While the nation's immigration officers have raided job sites and picked up illegal immigrants across the country in the past year, hundreds of thousands of undocumented immigrants sit in jails, already convicted of crimes.
Yet they often are released back into the community instead of being deported.
This week in Congress, Democrats – with almost no resistance from Republicans – are trying to force the Bush administration to focus more on the criminals and less on the working folk, directing $800 million to Immigration and Customs Enforcement to make criminal immigrant deportations its top priority.
That means more money to ferret out criminals in jails, for the federal-local 287(g) partnerships that deputize local law enforcement officers as federal immigration cops, and for the fugitive-alien teams that pick up wanted suspects.
Digital Access for only $0.99
For the most comprehensive local coverage, subscribe today.
But some of those programs, while focused on criminals, round up noncriminals, as well.
Homeland Security records show, for example, that fugitive immigration teams last year captured nearly six times as many noncriminals as convicted criminals.

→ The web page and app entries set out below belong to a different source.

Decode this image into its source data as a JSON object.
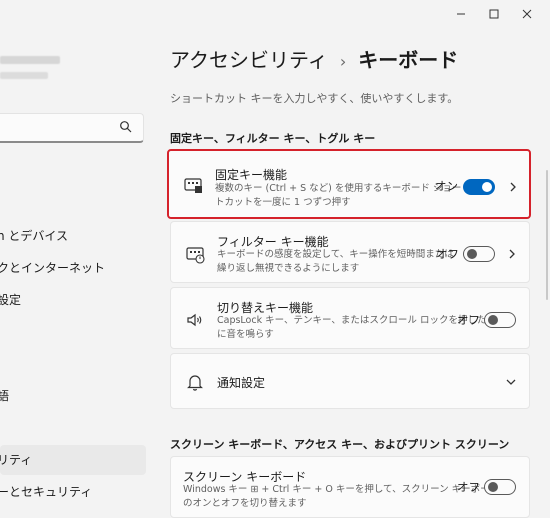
{
  "sidebar": {
    "search_placeholder": "",
    "items": [
      {
        "label": "h とデバイス"
      },
      {
        "label": "クとインターネット"
      },
      {
        "label": "設定"
      },
      {
        "label": "語"
      },
      {
        "label": "リティ"
      },
      {
        "label": "ーとセキュリティ"
      }
    ]
  },
  "header": {
    "breadcrumb_parent": "アクセシビリティ",
    "breadcrumb_separator": "›",
    "breadcrumb_current": "キーボード",
    "description": "ショートカット キーを入力しやすく、使いやすくします。"
  },
  "sections": {
    "sticky_section_title": "固定キー、フィルター キー、トグル キー",
    "screen_section_title": "スクリーン キーボード、アクセス キー、およびプリント スクリーン"
  },
  "cards": {
    "sticky": {
      "title": "固定キー機能",
      "desc_line1": "複数のキー (Ctrl + S など) を使用するキーボード ショー",
      "desc_line2": "トカットを一度に 1 つずつ押す",
      "state": "オン"
    },
    "filter": {
      "title": "フィルター キー機能",
      "desc_line1": "キーボードの感度を設定して、キー操作を短時間または",
      "desc_line2": "繰り返し無視できるようにします",
      "state": "オフ"
    },
    "toggle": {
      "title": "切り替えキー機能",
      "desc_line1": "CapsLock キー、テンキー、またはスクロール ロックを押したとき",
      "desc_line2": "に音を鳴らす",
      "state": "オフ"
    },
    "notify": {
      "title": "通知設定"
    },
    "osk": {
      "title": "スクリーン キーボード",
      "desc_line1": "Windows キー ⊞ + Ctrl キー + O キーを押して、スクリーン キーボード",
      "desc_line2": "のオンとオフを切り替えます",
      "state": "オフ"
    }
  },
  "colors": {
    "accent": "#0067c0",
    "highlight_border": "#d5222b",
    "background": "#f3f3f3",
    "card": "#fbfbfb"
  }
}
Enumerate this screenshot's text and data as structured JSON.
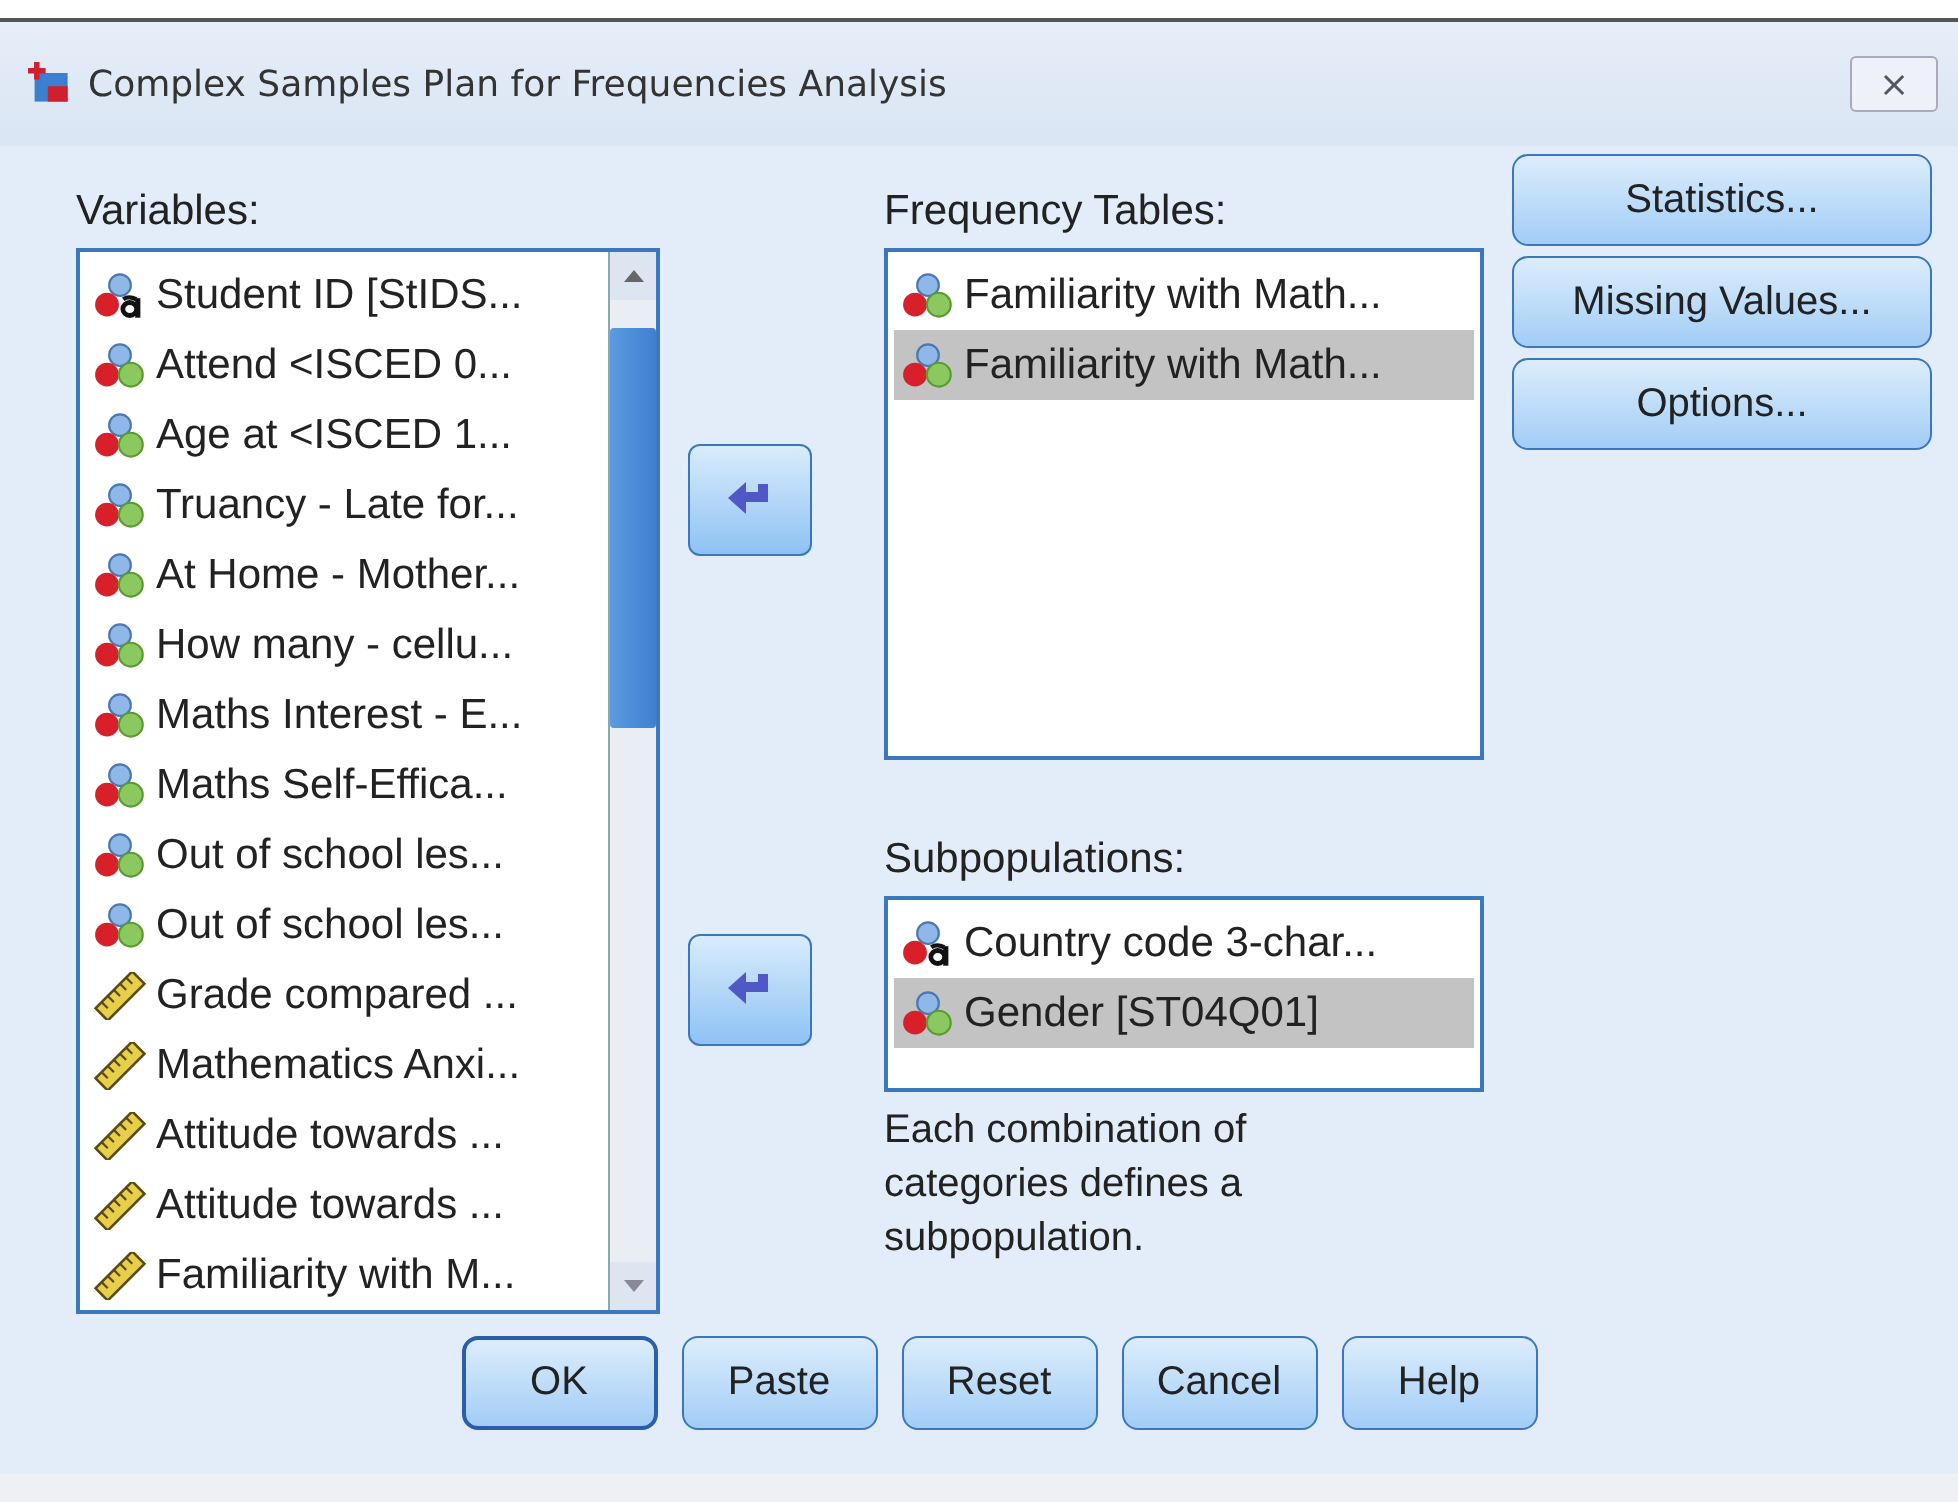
{
  "window": {
    "title": "Complex Samples Plan for Frequencies Analysis",
    "close": "⨯"
  },
  "variables": {
    "label": "Variables:",
    "items": [
      {
        "text": "Student ID [StIDS...",
        "kind": "nominal-string",
        "selected": false
      },
      {
        "text": "Attend <ISCED 0...",
        "kind": "nominal",
        "selected": false
      },
      {
        "text": "Age at <ISCED 1...",
        "kind": "nominal",
        "selected": false
      },
      {
        "text": "Truancy - Late for...",
        "kind": "nominal",
        "selected": false
      },
      {
        "text": "At Home - Mother...",
        "kind": "nominal",
        "selected": false
      },
      {
        "text": "How many - cellu...",
        "kind": "nominal",
        "selected": false
      },
      {
        "text": "Maths Interest - E...",
        "kind": "nominal",
        "selected": false
      },
      {
        "text": "Maths Self-Effica...",
        "kind": "nominal",
        "selected": false
      },
      {
        "text": "Out of school les...",
        "kind": "nominal",
        "selected": false
      },
      {
        "text": "Out of school les...",
        "kind": "nominal",
        "selected": false
      },
      {
        "text": "Grade compared ...",
        "kind": "scale",
        "selected": false
      },
      {
        "text": "Mathematics Anxi...",
        "kind": "scale",
        "selected": false
      },
      {
        "text": "Attitude towards ...",
        "kind": "scale",
        "selected": false
      },
      {
        "text": "Attitude towards ...",
        "kind": "scale",
        "selected": false
      },
      {
        "text": "Familiarity with M...",
        "kind": "scale",
        "selected": false
      }
    ]
  },
  "frequency_tables": {
    "label": "Frequency Tables:",
    "items": [
      {
        "text": "Familiarity with Math...",
        "kind": "nominal",
        "selected": false
      },
      {
        "text": "Familiarity with Math...",
        "kind": "nominal",
        "selected": true
      }
    ]
  },
  "subpopulations": {
    "label": "Subpopulations:",
    "items": [
      {
        "text": "Country code 3-char...",
        "kind": "nominal-string",
        "selected": false
      },
      {
        "text": "Gender [ST04Q01]",
        "kind": "nominal",
        "selected": true
      }
    ],
    "note": "Each combination of categories defines a subpopulation."
  },
  "side_buttons": [
    "Statistics...",
    "Missing Values...",
    "Options..."
  ],
  "bottom_buttons": [
    {
      "label": "OK",
      "default": true
    },
    {
      "label": "Paste",
      "default": false
    },
    {
      "label": "Reset",
      "default": false
    },
    {
      "label": "Cancel",
      "default": false
    },
    {
      "label": "Help",
      "default": false
    }
  ]
}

Many immigrant advocates also fear that local-federal partnerships such as the 287(g) program are leading to racial profiling in Latino communities.
Rep. David Price, a Democrat from Chapel Hill who is the chairman of the House of Representatives Appropriations Committee's homeland security subcommittee, pushed the effort this week. Price is shepherding next year's spending package for the Department of Homeland Security. It passed a key House committee Tuesday and now goes to the House floor.
Capturing criminal illegal immigrants is “one thing everybody agrees on that has to be at the top of the list, and yet they haven't done it,” Price said Tuesday.
Not everyone agrees.
“What he's saying is he doesn't want to enforce our immigration laws except on a narrow group of people,” said Steven Camarota, research director of a Washington think tank that advocates for immigration restrictions.
To ferret out illegal immigrants, Camarota said, the federal government must focus on workers and the employers who hire them.